Sofia comes from a family of storytellers. Here are her tales of growing up in the barrio, full of the magic and mystery of family traditions: making Easter cascarones, celebrating el Dia de los Muertos, preparing for quincea–era, rejoicing in the Christmas nacimiento, and curing homesickness by eating the tequila worm. When Sofia is singled out to receive a scholarship to an elite boarding school, she longs to explore life beyond the barrio, even though it means leaving her family to navigate a strange world of rich, privileged kids. It's a different mundo, but one where Sofia's traditions take on new meaning and illuminate her path.

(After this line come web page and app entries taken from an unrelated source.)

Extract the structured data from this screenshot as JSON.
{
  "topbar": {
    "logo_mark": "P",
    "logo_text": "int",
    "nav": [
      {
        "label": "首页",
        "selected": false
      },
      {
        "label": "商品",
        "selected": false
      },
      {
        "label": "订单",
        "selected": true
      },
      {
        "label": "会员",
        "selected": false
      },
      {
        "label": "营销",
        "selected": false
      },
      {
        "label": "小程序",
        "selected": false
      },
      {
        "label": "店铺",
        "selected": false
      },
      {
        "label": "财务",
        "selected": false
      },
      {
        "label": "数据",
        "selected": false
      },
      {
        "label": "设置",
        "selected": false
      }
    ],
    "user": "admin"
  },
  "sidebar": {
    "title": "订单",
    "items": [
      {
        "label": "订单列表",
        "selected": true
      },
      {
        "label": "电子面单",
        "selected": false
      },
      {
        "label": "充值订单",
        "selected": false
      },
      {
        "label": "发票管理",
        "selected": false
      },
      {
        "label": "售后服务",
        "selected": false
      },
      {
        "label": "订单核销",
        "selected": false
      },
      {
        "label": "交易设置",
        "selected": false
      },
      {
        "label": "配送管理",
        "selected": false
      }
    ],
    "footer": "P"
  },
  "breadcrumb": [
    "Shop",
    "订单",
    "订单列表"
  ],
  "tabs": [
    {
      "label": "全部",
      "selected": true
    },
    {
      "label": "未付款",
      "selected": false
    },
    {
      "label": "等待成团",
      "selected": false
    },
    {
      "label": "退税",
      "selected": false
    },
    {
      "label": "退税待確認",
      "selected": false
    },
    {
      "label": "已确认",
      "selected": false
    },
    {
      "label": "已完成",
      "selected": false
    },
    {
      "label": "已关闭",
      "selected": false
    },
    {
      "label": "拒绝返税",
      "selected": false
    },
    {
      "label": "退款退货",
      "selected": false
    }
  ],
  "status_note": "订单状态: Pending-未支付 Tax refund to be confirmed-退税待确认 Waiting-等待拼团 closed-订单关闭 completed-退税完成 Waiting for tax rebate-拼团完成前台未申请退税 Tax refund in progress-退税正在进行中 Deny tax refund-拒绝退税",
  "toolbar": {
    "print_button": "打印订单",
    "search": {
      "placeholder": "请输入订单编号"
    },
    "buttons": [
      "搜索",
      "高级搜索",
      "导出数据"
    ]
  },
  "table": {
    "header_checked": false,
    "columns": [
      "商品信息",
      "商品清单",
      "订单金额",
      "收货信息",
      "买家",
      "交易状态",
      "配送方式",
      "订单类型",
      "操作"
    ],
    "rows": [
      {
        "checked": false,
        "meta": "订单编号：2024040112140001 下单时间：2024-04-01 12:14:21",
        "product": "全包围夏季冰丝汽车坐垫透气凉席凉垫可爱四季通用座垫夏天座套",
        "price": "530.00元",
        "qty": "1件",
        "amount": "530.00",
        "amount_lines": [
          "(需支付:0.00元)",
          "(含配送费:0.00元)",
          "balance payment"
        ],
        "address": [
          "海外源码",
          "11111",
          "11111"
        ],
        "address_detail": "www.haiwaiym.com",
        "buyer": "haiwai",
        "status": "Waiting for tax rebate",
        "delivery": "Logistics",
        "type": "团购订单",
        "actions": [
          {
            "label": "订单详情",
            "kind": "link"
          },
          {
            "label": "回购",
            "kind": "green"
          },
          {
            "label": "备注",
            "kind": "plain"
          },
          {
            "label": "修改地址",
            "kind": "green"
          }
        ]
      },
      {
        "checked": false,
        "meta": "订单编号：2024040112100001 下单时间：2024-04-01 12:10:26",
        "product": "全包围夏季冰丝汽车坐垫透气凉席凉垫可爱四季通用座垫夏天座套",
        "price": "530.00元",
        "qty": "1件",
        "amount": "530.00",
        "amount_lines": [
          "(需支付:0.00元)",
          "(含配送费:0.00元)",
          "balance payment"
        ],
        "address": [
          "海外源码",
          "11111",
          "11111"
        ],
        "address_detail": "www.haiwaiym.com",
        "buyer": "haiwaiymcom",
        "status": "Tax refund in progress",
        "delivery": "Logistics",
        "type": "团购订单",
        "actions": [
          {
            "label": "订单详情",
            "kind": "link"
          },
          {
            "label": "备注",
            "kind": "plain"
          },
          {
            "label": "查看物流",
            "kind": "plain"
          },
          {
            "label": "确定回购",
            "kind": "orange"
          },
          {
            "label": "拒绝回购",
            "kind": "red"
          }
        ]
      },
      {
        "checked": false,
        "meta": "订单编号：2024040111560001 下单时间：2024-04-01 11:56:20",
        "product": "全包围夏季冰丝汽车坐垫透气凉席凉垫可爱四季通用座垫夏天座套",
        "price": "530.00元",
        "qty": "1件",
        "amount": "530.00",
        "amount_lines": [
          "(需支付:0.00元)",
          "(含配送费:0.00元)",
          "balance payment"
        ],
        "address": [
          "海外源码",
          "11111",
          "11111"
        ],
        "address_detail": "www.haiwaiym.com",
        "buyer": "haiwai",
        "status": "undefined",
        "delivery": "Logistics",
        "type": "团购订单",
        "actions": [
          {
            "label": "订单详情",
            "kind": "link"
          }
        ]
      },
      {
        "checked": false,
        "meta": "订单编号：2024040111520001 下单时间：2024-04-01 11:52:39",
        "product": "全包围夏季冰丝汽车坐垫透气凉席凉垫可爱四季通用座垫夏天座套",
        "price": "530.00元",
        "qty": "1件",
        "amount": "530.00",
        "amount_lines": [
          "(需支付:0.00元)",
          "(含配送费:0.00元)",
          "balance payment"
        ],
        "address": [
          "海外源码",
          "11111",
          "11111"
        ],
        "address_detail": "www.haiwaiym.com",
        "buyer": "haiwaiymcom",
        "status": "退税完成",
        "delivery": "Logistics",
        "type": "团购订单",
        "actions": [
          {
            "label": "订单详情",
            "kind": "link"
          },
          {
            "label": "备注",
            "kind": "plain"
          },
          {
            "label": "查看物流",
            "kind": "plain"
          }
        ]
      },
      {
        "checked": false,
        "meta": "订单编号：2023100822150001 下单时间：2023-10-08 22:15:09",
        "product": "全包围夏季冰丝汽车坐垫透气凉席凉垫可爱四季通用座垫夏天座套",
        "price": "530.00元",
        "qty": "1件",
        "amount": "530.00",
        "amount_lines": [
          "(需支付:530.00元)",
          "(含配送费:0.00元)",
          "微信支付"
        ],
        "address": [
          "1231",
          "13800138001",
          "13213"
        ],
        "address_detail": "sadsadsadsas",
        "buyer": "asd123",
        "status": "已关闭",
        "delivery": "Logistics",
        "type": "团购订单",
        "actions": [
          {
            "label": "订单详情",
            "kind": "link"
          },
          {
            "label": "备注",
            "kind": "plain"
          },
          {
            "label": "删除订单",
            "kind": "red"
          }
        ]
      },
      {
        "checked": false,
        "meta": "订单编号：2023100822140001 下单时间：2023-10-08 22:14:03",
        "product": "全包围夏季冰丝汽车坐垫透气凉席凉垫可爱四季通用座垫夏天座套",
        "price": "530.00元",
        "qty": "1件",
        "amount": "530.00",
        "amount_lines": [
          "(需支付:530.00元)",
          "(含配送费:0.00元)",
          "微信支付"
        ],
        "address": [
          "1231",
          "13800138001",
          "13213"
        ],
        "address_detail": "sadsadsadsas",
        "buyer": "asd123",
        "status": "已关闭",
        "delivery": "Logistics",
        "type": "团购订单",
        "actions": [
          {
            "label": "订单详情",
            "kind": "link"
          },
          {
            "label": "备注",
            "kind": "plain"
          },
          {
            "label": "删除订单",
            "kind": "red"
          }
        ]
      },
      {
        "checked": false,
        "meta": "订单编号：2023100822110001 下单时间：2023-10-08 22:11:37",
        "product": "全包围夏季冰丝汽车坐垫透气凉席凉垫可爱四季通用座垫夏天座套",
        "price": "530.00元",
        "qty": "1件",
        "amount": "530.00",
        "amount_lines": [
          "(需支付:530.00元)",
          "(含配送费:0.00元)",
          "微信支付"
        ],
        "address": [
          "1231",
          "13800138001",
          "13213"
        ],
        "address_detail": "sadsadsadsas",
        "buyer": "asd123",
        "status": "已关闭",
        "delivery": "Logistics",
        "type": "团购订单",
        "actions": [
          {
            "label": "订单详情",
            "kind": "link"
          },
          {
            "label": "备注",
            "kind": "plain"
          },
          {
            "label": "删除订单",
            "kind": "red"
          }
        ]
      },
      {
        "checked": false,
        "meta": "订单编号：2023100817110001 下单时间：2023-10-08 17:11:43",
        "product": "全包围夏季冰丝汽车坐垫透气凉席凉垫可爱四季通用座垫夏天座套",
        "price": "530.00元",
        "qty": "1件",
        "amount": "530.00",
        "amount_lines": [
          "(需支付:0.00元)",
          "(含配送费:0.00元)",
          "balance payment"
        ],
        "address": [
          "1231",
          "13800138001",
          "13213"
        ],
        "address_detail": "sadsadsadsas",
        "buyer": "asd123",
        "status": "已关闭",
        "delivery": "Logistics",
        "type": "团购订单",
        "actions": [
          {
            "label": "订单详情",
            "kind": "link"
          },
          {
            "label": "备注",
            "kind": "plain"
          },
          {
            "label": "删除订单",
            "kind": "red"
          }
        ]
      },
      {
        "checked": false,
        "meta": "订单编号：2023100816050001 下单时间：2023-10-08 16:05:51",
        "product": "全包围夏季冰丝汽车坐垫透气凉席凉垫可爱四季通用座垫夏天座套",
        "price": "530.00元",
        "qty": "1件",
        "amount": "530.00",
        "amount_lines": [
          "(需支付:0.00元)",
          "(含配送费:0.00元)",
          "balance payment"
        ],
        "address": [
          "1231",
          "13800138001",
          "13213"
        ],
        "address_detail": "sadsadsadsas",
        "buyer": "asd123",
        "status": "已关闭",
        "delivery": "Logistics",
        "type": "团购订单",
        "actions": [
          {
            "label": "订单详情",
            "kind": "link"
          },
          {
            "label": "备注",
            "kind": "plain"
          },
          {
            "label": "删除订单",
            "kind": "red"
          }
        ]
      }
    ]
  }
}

This tender first novel suffers somewhat from an awkward structure. Narrator Sofia, whose life story hews closely to the author's own Texas barrio-to-Harvard Law trajectory, begins by relating quotidian childhood experiences as vignettes. Three successive chapters go from first communion to dyeing Easter cascarones to trick-or-treating. A quarter of the way into the novel, she is suddenly 14 and has been offered a scholarship to a boarding school in Austin, Tex., 350 miles from her home in McAllen. The loosely connected anecdotes then shift to a conventional narrative thread about convincing her parents to let her attend. What will keep readers enthralled are the details of Sofia's home life-from the sobremesa, a "sacred time" after dinner in which the family reconnects through conversation, to the worm of the title, a critter soaked in mescal that acts as a "cure for homesickness" when eaten. Readers may well feel unprepared for both a death at novel's end and Sofia's out-of-the-blue neighborhood activism-but the characters are real and engaging, the vignettes funny and enlightening, and Sofia's lack of cynicism is refreshing. Ages 12-up. (Sept.) Copyright 2005 Reed Business Information.